On Tuesday, August 3, according to an article in today's Sunday Gazette, "top state officials will gather at the town park on the bridge's eastern end for a ceremony marking the project's launch." Unofficially, I've heard that the starting time is 2:00 p.m., but if you plan to attend, you should confirm the time and date with the folks at Edinburg Town Hall (863-2034).


When a local newspaper asked me to comment on the bridge replacement project, I submitted the following statement:

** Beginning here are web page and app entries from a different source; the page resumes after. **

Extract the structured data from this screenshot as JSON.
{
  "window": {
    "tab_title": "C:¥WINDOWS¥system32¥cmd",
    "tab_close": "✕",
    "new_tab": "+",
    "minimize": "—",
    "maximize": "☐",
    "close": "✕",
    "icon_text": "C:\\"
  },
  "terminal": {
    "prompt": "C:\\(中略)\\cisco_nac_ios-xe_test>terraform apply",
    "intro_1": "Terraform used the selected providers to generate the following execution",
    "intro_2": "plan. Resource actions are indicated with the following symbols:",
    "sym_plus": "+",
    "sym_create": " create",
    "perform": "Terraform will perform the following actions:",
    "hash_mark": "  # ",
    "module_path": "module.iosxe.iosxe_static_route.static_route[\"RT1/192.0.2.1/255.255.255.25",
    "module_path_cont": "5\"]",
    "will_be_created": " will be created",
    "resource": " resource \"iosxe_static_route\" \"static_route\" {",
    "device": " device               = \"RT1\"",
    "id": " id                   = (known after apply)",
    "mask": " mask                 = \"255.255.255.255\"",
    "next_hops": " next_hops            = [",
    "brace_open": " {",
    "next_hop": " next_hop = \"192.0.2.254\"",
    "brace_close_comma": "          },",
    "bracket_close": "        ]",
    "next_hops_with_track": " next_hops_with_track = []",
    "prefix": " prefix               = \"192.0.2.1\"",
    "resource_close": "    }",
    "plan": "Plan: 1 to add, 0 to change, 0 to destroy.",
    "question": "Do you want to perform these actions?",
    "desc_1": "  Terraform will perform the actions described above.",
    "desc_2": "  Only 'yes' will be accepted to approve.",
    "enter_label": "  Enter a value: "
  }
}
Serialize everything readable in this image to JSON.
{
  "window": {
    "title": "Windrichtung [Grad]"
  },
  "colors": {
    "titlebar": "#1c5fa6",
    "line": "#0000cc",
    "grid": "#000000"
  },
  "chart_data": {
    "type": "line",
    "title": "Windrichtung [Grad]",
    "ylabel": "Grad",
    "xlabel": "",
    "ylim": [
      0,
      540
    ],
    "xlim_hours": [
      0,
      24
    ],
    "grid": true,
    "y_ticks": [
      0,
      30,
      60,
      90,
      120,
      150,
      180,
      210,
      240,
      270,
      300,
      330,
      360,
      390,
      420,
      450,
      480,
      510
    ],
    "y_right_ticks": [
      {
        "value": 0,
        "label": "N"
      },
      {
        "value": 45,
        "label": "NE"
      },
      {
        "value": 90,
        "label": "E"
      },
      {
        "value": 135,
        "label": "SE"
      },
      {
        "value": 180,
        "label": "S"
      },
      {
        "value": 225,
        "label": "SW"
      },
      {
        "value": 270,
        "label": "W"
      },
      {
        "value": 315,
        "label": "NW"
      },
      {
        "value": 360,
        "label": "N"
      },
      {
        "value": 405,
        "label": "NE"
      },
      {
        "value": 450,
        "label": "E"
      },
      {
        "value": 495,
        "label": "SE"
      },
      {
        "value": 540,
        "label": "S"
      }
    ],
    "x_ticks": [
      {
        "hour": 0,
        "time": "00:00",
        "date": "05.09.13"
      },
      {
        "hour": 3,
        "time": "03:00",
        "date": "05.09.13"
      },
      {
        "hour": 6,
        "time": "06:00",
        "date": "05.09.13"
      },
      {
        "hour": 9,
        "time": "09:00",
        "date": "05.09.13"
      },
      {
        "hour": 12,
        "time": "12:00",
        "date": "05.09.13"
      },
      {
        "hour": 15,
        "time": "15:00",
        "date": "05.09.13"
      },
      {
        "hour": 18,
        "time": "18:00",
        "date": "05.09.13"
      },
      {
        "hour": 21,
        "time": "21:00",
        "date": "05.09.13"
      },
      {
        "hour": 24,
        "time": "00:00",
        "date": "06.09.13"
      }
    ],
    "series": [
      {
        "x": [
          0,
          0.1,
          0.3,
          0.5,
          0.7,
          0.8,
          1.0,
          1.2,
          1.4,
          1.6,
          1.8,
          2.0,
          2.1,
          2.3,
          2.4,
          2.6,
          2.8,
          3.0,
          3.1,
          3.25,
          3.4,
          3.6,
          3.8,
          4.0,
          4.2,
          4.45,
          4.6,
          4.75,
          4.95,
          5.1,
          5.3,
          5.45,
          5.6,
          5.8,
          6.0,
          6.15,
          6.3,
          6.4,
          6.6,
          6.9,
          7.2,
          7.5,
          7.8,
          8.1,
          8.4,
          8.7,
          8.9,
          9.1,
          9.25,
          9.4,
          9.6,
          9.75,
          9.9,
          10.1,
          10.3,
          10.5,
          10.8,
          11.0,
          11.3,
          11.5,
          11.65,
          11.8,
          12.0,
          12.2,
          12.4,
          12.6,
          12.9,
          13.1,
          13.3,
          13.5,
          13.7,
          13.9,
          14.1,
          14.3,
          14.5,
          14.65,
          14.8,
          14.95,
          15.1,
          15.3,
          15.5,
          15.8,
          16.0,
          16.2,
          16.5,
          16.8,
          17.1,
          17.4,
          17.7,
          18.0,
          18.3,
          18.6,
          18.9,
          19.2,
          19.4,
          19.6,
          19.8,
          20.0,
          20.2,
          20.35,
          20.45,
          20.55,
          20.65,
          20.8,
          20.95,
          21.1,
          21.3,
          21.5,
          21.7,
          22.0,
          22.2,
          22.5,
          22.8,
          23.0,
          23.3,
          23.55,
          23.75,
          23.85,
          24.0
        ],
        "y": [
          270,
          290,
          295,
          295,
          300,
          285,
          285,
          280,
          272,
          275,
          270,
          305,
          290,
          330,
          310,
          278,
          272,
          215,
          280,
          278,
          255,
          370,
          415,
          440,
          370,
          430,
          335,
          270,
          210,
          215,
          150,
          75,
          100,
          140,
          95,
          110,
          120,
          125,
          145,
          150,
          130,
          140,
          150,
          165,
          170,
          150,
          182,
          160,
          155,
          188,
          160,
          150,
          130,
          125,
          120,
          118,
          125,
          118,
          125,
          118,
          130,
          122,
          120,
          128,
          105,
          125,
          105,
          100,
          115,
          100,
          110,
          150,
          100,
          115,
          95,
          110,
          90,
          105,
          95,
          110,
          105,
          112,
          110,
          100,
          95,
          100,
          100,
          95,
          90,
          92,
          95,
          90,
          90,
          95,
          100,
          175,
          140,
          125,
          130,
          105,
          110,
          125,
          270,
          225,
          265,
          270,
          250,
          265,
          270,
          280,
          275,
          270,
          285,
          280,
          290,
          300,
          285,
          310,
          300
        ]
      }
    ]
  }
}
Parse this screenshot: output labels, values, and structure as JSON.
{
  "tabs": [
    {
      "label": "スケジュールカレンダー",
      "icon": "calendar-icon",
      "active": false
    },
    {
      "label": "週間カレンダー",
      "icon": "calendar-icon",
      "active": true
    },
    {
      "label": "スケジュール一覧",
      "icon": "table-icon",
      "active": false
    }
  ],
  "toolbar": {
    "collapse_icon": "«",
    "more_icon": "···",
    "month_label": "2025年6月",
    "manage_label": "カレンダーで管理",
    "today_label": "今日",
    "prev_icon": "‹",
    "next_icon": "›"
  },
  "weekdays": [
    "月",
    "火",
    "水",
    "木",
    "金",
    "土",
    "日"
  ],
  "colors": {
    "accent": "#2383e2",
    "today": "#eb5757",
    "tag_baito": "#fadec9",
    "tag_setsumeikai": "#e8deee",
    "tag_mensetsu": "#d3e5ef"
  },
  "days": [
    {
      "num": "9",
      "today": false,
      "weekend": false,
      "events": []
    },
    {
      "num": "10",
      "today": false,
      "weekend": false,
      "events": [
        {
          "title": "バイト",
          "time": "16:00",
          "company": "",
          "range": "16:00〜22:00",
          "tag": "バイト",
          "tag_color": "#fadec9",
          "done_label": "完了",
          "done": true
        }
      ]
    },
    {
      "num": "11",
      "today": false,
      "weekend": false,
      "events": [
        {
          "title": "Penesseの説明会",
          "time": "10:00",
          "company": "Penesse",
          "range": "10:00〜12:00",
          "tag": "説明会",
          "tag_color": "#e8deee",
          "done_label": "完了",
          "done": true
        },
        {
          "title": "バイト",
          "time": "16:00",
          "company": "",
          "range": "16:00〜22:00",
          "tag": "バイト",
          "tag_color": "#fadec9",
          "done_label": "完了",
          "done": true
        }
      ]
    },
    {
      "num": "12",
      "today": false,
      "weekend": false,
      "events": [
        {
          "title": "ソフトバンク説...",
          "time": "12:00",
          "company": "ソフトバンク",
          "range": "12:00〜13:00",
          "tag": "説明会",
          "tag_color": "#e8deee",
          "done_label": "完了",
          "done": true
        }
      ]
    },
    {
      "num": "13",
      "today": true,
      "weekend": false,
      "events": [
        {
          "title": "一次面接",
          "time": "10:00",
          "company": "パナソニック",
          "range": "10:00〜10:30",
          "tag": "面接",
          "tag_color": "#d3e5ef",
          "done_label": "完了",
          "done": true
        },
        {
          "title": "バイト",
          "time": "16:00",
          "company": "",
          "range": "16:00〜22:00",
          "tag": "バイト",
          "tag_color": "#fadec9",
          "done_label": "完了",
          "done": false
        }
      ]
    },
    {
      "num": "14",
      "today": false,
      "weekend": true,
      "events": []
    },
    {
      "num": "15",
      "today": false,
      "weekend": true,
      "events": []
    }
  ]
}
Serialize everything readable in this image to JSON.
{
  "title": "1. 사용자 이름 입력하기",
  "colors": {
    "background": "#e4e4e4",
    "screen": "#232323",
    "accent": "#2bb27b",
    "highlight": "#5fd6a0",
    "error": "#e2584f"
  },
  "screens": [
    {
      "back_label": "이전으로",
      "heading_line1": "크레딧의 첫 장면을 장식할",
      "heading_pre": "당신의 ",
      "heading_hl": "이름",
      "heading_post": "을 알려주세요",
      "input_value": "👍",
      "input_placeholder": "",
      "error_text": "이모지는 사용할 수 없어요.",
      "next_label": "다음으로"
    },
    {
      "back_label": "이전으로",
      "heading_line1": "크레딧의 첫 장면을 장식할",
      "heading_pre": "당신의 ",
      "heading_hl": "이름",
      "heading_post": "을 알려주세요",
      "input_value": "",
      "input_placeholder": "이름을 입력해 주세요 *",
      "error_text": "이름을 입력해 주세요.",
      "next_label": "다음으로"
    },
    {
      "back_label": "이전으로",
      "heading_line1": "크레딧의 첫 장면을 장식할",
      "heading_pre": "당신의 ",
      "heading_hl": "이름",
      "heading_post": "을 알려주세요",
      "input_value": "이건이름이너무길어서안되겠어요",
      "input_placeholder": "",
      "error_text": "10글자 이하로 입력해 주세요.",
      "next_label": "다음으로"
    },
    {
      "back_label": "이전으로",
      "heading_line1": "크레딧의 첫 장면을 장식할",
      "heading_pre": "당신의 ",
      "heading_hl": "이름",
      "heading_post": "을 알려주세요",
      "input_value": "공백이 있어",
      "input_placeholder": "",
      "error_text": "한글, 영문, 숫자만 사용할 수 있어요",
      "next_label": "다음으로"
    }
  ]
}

We are delighted to see that the Batchellerville Bridge replacement project is finally under way. After watching the old bridge slowly rust away and begin to disintegrate before our eyes, it was music to our ears when we finally heard the snarl of the contractor's chain saws, the thud of trees hitting the ground, and the roar of a chipping machine chewing up limbs and branches at the west abutment.

The project's kick-off came almost 11 years to the day after NYSDOT held its first public informational meeting on the bridge on July 24, 1999 at Edinburg Town Hall. This has been a frustrating wait. Much of the delay was caused by an interminable dispute between the state and Saratoga County over who would pay for and maintain the new bridge. It took years to resolve, with the state finally agreeing to pay the tab and the county to assume ownership. That was followed by a long search for funding.

The state would probably still be dithering over this project if it hadn't been for the real heroes of this effort -- the men and women of the lake community who said "We're not going to take it any more!" and became activists, taking their case to elected officials in Albany and Washington. While Town of Edinburg Supervisor Jean Raymond continued to work behind the scenes, thousands of permanent and seasonal residents bombarded the Governor and other elected officials with phone calls, letters, and e-mails. Emergency responders formed the Edinburg Bridge of Life Committee and held well-publicized rallies at the bridge and on the Capitol steps in Albany.

An army of regular people invested their sweat equity in persuading the state to take action, and the victory is theirs.


The Hudson River-Black River Regulating District's board does not plan to meet in August. The next board meeting will be held at 10:00 a.m. on Tuesday, September 14, 2010, at Courtyard by Marriott, 11 Excelsior Avenue, Saratoga Springs, NY.


The lake is at 765.6 feet above sea level, just slightly below target.